This week’s musing asks:
Have you ever read a book that, at the time, you didn’t feel a strong connection towards, but as time goes by you find yourself thinking about it a lot?
Yes, and these books have turned out to be ones that left a long memory trail in me. A recent read, Grand Opening by Jon Hassler didn’t appeal to me much other than the beautiful, unadorned writing. But the story quickly sneaks up on me. It’s a moral tale of a lost time. A family struggles to establish a successful supermarket while adjusting to the close-minded townspeople and their religious bigotry. They find this tightly knit, insular community as strange as foreign country. With graceful and economical prose, Hassler adroitly brings small-town life in a dead-on vividness. The figurative title finds an ironic parallel in the boy’s expanding sympathies and growing awareness. Hassler illustrates that we often learn more about God from misfits than do-gooders or saints.
Another one is The Book of Joe by Jonathan Tropper. The way I envision this one was a literary version of an Adam Sandler—funny, fast-paced, but silly. Self-deprecatingly funny about provocatively insightful, The Book of Joe is the story of a writer who was once an alienated youth but achieves literary success with a novel that salvages his hometown and its people. Using real people as props, Joe Goffman subjects those who rubbed him the wrong way to exaggerated proportions in his book. This is a beautiful book, full of heart and wisdom. It encompasses life in America in general, beholding an allure and hypocrisy of our society.

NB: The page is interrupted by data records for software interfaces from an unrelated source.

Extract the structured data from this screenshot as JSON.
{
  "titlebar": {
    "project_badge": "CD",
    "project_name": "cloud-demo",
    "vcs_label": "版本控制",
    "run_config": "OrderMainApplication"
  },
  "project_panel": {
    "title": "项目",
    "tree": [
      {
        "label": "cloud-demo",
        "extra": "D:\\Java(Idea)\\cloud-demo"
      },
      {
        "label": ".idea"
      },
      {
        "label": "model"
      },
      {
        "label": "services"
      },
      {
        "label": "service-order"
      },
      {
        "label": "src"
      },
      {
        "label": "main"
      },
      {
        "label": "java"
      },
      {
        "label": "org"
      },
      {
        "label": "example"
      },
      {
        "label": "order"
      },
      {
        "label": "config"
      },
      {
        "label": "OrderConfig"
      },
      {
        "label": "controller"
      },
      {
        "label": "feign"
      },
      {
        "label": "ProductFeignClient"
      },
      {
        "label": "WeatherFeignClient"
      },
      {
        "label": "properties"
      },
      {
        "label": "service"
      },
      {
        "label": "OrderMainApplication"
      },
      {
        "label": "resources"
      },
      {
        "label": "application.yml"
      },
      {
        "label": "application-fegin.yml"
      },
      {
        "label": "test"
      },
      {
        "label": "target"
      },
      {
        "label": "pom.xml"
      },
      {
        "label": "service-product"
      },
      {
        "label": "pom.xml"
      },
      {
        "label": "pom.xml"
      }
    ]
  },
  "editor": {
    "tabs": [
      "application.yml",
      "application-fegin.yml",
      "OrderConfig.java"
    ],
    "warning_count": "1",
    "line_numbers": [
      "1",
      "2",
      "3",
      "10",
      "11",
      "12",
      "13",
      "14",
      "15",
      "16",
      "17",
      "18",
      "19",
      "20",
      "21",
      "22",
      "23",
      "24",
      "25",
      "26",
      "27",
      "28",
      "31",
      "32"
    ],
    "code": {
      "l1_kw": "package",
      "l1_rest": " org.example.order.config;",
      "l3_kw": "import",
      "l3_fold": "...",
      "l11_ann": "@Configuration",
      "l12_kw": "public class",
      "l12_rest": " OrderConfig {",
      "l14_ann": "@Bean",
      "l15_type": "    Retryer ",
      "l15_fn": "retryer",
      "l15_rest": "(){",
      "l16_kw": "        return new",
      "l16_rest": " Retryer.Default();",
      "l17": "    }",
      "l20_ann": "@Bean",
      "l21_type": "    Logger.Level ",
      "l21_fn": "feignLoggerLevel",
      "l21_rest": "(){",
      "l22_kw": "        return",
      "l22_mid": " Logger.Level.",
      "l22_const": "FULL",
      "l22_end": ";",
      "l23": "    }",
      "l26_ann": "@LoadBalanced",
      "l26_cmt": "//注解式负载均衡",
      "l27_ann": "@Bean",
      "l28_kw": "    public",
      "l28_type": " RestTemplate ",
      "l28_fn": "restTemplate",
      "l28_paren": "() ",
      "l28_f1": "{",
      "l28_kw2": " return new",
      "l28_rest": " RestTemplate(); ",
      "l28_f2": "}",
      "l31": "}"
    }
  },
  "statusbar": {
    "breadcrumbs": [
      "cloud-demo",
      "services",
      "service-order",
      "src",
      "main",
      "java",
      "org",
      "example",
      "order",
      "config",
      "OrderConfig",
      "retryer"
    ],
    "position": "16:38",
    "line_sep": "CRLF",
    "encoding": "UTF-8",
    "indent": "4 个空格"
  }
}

The ultimate classic in this category is The Fountainhead by Ayn Rand. I dreaded reading this tome since 11th grade when the English teacher assigned it for extra credit. I never finished the book until last year! Rand believes that there is only black and white in moral issues; there is no gray. Therefore, giving in a little is not compromise but rather forfeiting one’s values and surrendering to evil. She argues that society, tainted by collectivism, has a herd mentality that corrupts individual mind. Whether you buy her outlandish ideals, the book itself is gripping and riveting.